- WHAT TO WORK ON
All the data below should be printed again without a single difference.
** Opening MATERIAL SUPPLIED block **
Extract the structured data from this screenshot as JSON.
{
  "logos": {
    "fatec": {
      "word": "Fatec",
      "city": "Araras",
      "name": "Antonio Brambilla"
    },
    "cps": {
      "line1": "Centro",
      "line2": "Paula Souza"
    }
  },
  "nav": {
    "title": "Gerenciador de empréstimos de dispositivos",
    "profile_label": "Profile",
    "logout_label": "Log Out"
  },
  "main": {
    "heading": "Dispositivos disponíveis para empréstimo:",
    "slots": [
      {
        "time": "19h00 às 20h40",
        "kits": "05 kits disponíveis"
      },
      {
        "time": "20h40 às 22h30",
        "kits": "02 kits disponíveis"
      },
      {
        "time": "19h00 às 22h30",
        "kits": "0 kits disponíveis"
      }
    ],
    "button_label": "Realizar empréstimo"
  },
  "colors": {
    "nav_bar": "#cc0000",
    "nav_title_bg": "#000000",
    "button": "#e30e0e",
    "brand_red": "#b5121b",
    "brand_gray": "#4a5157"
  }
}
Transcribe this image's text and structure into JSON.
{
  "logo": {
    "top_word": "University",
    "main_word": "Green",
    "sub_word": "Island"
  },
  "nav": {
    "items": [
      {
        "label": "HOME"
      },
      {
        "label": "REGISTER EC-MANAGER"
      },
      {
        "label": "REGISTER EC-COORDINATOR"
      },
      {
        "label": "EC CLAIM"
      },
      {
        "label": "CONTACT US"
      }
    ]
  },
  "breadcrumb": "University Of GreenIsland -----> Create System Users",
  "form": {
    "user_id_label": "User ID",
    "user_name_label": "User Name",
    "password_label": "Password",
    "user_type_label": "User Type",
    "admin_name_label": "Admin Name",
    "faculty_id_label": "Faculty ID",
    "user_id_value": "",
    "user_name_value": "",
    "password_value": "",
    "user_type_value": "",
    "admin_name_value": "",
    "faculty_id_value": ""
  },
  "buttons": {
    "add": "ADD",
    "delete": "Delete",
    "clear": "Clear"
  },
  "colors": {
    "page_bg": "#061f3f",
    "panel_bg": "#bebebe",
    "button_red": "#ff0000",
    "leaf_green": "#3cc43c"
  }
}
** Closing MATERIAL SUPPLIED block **
- OUTPUT FOR THIS EXERCISE
Extract the structured data from this screenshot as JSON.
{
  "logos": {
    "fatec": {
      "word": "Fatec",
      "city": "Araras",
      "name": "Antonio Brambilla"
    },
    "cps": {
      "line1": "Centro",
      "line2": "Paula Souza"
    }
  },
  "nav": {
    "title": "Gerenciador de empréstimos de dispositivos",
    "profile_label": "Profile",
    "logout_label": "Log Out"
  },
  "main": {
    "heading": "Dispositivos disponíveis para empréstimo:",
    "slots": [
      {
        "time": "19h00 às 20h40",
        "kits": "05 kits disponíveis"
      },
      {
        "time": "20h40 às 22h30",
        "kits": "02 kits disponíveis"
      },
      {
        "time": "19h00 às 22h30",
        "kits": "0 kits disponíveis"
      }
    ],
    "button_label": "Realizar empréstimo"
  },
  "colors": {
    "nav_bar": "#cc0000",
    "nav_title_bg": "#000000",
    "button": "#e30e0e",
    "brand_red": "#b5121b",
    "brand_gray": "#4a5157"
  }
}
Transcribe this image's text and structure into JSON.
{
  "logo": {
    "top_word": "University",
    "main_word": "Green",
    "sub_word": "Island"
  },
  "nav": {
    "items": [
      {
        "label": "HOME"
      },
      {
        "label": "REGISTER EC-MANAGER"
      },
      {
        "label": "REGISTER EC-COORDINATOR"
      },
      {
        "label": "EC CLAIM"
      },
      {
        "label": "CONTACT US"
      }
    ]
  },
  "breadcrumb": "University Of GreenIsland -----> Create System Users",
  "form": {
    "user_id_label": "User ID",
    "user_name_label": "User Name",
    "password_label": "Password",
    "user_type_label": "User Type",
    "admin_name_label": "Admin Name",
    "faculty_id_label": "Faculty ID",
    "user_id_value": "",
    "user_name_value": "",
    "password_value": "",
    "user_type_value": "",
    "admin_name_value": "",
    "faculty_id_value": ""
  },
  "buttons": {
    "add": "ADD",
    "delete": "Delete",
    "clear": "Clear"
  },
  "colors": {
    "page_bg": "#061f3f",
    "panel_bg": "#bebebe",
    "button_red": "#ff0000",
    "leaf_green": "#3cc43c"
  }
}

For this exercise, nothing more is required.